LS: That makes a lot of sense. What would you say are the biggest challenges that continuity professionals face in today’s world?

SLH: I think one of the biggest challenges is ensuring technology doesn’t leave us behind. Technology is moving so fast and more artificial intelligence is being developed and utilized. I hope our profession can remain, regenerate, or realign itself to be of value for years to come.

LS: I know you have a mentoring mindset. Let’s talk about professional advice you’ve gotten or would give. What good advice did you get, professionally, that has helped you in the field? What advice do you wish you had gotten? What advice would you give a mentor, either what to do or what NOT to do?

SLH: Some good advice that has helped me in my field is remember to always rely and educate others on the foundation and professional practices of business continuity.

Advice I wish I had gotten is spend more effort on educating executives and senior management on what the profession truly entails and what it does not entail.

I would advise to learn to use their business continuity knowledge in different fields. Do not just limit yourself to one industry. Whether through DRI courses or online self-study, make yourself “super” valuable by understanding how business continuity can apply in various industries.

LS: How do you align your organization’s core values and business continuity best practices with the actual activities within the organization?
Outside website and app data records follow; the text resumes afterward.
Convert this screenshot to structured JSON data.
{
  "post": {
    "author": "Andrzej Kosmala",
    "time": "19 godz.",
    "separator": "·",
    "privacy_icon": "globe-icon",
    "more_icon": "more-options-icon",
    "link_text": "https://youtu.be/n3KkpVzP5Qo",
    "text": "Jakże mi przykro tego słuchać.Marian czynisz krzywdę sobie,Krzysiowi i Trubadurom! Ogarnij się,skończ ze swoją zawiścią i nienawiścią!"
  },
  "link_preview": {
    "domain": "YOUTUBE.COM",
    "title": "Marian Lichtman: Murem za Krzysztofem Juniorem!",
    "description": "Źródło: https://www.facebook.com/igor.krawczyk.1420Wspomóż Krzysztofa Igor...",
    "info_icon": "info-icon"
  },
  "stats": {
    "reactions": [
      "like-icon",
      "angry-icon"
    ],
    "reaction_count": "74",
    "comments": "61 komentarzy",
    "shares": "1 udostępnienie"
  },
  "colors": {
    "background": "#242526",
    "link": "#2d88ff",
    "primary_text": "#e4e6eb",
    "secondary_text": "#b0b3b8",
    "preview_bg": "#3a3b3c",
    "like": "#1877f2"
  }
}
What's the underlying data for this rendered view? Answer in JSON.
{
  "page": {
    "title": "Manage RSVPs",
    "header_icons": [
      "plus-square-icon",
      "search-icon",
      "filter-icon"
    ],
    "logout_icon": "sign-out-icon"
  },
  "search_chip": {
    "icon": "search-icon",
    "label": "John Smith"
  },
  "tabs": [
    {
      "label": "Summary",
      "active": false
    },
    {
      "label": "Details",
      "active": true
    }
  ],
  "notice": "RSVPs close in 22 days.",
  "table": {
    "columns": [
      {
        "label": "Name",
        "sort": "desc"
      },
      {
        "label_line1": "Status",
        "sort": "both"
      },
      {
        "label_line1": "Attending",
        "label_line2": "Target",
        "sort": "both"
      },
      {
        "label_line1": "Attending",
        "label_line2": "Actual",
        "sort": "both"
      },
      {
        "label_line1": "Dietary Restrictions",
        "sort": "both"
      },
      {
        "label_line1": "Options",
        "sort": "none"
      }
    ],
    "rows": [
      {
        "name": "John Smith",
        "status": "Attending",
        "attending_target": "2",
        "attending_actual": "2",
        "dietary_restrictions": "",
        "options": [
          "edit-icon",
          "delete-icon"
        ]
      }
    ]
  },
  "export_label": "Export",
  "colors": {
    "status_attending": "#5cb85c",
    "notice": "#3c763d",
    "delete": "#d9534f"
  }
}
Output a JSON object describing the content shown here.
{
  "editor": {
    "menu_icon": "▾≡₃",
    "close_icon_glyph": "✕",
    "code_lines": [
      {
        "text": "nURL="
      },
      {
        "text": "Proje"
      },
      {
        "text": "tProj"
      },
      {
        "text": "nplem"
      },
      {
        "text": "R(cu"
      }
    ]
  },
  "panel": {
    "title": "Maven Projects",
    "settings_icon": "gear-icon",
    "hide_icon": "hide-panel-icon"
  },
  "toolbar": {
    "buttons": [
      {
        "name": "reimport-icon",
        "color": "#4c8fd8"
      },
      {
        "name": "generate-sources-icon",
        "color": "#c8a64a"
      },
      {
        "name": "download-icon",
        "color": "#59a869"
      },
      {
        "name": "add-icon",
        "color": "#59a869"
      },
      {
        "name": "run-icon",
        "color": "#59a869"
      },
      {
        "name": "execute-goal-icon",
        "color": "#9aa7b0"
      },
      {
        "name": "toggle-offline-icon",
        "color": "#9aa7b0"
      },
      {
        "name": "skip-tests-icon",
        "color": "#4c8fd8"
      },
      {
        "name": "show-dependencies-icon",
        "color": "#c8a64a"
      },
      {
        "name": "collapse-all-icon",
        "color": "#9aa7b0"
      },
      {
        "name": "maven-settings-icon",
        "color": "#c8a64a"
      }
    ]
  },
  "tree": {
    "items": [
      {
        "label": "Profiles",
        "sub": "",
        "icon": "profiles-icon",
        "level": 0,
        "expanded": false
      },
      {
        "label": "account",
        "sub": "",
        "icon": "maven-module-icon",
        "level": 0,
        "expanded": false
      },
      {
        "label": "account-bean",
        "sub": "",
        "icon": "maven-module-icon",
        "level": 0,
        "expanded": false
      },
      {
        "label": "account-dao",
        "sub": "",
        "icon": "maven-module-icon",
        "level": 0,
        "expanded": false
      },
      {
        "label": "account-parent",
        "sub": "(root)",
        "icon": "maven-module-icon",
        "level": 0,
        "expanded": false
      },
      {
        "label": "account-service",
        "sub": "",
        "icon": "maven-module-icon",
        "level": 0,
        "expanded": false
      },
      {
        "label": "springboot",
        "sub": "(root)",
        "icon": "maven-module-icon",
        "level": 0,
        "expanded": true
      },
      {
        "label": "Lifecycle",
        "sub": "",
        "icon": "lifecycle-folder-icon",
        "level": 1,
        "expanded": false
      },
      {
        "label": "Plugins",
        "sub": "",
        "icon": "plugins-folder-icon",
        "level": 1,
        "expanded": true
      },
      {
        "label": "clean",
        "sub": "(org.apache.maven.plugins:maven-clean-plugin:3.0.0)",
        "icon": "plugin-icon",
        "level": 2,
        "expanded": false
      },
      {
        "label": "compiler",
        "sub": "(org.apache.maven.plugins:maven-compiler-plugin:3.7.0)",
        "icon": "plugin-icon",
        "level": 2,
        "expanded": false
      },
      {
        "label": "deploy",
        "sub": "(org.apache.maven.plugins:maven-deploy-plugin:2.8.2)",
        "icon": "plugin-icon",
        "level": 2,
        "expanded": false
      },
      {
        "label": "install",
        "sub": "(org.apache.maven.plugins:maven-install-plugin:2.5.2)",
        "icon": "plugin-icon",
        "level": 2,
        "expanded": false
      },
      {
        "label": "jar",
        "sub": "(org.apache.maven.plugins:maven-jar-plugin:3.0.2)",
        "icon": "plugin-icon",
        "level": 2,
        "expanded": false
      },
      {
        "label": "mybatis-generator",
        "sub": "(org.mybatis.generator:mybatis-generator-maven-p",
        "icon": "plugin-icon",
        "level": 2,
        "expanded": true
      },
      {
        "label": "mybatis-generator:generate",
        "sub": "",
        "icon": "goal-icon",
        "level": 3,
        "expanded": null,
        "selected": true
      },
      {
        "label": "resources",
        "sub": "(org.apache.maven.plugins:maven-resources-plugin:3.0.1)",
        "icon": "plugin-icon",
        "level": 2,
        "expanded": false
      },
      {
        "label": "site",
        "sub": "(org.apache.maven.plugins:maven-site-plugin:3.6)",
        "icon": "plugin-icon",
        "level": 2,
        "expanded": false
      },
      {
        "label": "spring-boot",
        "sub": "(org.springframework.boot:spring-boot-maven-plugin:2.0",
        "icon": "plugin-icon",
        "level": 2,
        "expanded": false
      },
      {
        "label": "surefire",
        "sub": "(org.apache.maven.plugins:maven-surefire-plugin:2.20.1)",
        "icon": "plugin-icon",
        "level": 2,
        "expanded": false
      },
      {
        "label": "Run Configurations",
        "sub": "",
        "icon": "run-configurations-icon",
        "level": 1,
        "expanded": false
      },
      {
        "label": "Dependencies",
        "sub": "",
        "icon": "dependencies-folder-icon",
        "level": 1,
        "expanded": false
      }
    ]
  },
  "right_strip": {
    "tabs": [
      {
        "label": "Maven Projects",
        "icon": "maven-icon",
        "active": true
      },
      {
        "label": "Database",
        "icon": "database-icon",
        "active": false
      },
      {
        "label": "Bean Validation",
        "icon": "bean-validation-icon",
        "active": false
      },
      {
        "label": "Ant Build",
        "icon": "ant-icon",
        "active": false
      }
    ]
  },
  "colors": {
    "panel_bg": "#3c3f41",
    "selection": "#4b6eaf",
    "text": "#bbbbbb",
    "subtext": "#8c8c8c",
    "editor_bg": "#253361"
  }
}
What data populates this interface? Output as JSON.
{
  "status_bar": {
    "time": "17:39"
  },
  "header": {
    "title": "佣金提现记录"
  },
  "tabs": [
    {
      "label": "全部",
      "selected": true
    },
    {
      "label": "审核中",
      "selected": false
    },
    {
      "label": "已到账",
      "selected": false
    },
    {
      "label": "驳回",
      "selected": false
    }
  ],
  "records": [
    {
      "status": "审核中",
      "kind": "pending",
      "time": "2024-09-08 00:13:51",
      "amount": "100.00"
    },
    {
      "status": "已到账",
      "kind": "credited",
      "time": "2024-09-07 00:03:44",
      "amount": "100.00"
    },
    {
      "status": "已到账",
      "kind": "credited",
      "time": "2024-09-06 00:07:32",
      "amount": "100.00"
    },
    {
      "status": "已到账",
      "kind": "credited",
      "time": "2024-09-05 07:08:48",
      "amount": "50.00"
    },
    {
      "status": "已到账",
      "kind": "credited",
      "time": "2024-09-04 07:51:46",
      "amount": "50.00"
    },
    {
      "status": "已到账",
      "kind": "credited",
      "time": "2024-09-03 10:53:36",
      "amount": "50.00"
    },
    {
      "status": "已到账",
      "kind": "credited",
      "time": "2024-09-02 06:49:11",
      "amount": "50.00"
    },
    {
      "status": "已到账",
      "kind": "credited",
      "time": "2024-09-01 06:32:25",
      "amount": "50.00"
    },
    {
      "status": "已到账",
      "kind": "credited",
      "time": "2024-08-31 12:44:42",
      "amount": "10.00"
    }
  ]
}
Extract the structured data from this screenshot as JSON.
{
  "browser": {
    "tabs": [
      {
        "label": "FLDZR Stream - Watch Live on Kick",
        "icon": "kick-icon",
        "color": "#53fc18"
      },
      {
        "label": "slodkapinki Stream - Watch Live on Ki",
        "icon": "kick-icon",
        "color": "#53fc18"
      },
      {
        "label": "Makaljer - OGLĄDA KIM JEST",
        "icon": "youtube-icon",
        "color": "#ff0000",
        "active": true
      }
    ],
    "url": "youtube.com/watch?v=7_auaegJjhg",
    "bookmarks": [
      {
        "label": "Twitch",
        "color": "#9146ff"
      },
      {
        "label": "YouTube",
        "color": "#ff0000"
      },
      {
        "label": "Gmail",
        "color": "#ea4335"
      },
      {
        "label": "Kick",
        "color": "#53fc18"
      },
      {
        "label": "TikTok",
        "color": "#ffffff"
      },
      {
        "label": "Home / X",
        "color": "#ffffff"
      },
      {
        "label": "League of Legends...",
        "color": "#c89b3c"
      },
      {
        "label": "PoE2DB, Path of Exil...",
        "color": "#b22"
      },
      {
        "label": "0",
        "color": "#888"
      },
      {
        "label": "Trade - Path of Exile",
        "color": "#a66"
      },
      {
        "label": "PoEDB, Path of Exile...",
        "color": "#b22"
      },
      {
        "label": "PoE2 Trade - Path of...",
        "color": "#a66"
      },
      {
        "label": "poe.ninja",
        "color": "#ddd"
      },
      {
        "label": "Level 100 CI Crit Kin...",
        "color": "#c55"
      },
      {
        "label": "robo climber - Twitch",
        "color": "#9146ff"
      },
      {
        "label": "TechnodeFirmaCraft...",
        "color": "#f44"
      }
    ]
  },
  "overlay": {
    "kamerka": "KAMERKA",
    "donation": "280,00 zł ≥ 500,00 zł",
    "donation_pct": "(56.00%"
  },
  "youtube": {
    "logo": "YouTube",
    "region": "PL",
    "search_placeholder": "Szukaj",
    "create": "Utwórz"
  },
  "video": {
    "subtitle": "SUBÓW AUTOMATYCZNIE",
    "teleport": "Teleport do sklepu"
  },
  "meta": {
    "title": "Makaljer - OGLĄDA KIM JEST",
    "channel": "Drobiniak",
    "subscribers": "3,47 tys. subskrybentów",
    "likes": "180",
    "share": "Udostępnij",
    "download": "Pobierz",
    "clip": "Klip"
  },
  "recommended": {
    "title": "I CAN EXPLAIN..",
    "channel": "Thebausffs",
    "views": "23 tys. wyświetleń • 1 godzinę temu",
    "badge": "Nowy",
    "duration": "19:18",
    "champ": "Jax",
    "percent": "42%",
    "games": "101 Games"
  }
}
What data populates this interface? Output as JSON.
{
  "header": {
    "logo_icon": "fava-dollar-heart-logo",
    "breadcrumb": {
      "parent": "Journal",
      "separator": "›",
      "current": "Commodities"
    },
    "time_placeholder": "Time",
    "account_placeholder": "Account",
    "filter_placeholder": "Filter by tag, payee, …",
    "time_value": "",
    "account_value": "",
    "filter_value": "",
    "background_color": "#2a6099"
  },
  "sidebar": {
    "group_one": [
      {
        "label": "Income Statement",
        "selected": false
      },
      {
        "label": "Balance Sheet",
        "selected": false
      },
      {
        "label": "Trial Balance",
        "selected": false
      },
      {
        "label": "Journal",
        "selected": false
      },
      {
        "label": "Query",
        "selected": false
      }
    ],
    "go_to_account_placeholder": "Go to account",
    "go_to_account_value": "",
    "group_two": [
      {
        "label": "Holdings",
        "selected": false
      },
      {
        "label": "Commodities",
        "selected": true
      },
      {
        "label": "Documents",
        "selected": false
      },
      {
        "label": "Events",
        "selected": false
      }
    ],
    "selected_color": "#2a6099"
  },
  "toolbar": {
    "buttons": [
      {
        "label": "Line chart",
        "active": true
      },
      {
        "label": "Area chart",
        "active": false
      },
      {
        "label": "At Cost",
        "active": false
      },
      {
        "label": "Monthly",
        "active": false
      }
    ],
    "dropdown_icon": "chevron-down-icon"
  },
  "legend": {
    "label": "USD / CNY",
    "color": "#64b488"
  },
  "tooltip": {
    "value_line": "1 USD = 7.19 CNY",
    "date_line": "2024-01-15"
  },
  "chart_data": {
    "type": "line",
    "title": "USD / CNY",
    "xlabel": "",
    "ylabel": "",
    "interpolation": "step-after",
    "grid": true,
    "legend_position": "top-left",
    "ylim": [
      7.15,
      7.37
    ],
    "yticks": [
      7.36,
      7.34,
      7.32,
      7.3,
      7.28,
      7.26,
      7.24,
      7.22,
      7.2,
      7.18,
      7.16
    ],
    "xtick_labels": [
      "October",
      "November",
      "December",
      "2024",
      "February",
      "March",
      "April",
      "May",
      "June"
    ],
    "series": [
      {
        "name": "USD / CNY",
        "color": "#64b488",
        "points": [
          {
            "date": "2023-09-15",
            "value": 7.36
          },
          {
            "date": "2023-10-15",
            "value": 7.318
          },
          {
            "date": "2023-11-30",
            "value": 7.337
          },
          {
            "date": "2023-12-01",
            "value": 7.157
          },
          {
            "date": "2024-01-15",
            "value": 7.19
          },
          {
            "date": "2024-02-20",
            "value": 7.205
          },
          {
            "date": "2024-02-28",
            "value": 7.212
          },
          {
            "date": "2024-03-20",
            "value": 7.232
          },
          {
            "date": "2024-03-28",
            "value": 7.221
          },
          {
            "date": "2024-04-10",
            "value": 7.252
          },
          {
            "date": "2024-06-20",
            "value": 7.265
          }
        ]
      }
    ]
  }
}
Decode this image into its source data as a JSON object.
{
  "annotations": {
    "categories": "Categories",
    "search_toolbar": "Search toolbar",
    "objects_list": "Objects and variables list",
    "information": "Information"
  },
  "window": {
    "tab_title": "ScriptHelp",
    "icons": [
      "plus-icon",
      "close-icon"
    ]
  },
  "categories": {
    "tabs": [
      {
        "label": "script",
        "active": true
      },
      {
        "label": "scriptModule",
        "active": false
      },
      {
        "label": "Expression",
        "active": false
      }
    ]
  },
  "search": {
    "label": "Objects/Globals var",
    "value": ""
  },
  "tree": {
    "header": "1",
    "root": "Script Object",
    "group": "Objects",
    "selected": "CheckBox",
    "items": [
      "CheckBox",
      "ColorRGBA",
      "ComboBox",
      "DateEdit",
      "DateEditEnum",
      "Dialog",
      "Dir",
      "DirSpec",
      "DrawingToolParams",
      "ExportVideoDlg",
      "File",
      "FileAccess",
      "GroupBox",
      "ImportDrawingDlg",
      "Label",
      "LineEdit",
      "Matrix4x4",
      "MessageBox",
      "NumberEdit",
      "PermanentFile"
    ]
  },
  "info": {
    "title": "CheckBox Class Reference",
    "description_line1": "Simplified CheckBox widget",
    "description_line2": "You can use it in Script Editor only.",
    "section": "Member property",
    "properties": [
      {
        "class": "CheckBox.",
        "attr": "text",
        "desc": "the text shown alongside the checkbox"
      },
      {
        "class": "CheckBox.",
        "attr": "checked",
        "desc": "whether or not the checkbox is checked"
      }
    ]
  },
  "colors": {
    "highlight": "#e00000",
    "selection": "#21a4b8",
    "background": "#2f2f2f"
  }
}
SLH: I believe in understanding the “why” behind the values and then aligning the objectives of the values to the best practices which will then lead to major initiatives and operational goals to meet the needs of the organization. For example, if one of an organization’s values is great customer experience, I ask, “Why do we want our customers to have a good experience with us?” Easy enough, we want to retain customers and have a great reputation out in the organization’s reach. With that knowledge and the professional practices, I derive that as professionals, we have to do our best job for each practice so that when a crisis happens we can meet business requirements to make our customers happy, feel confident in us as an organization, and speak highly of the services we provide to them.

Santita, thank you so much for sharing your thoughts with us today.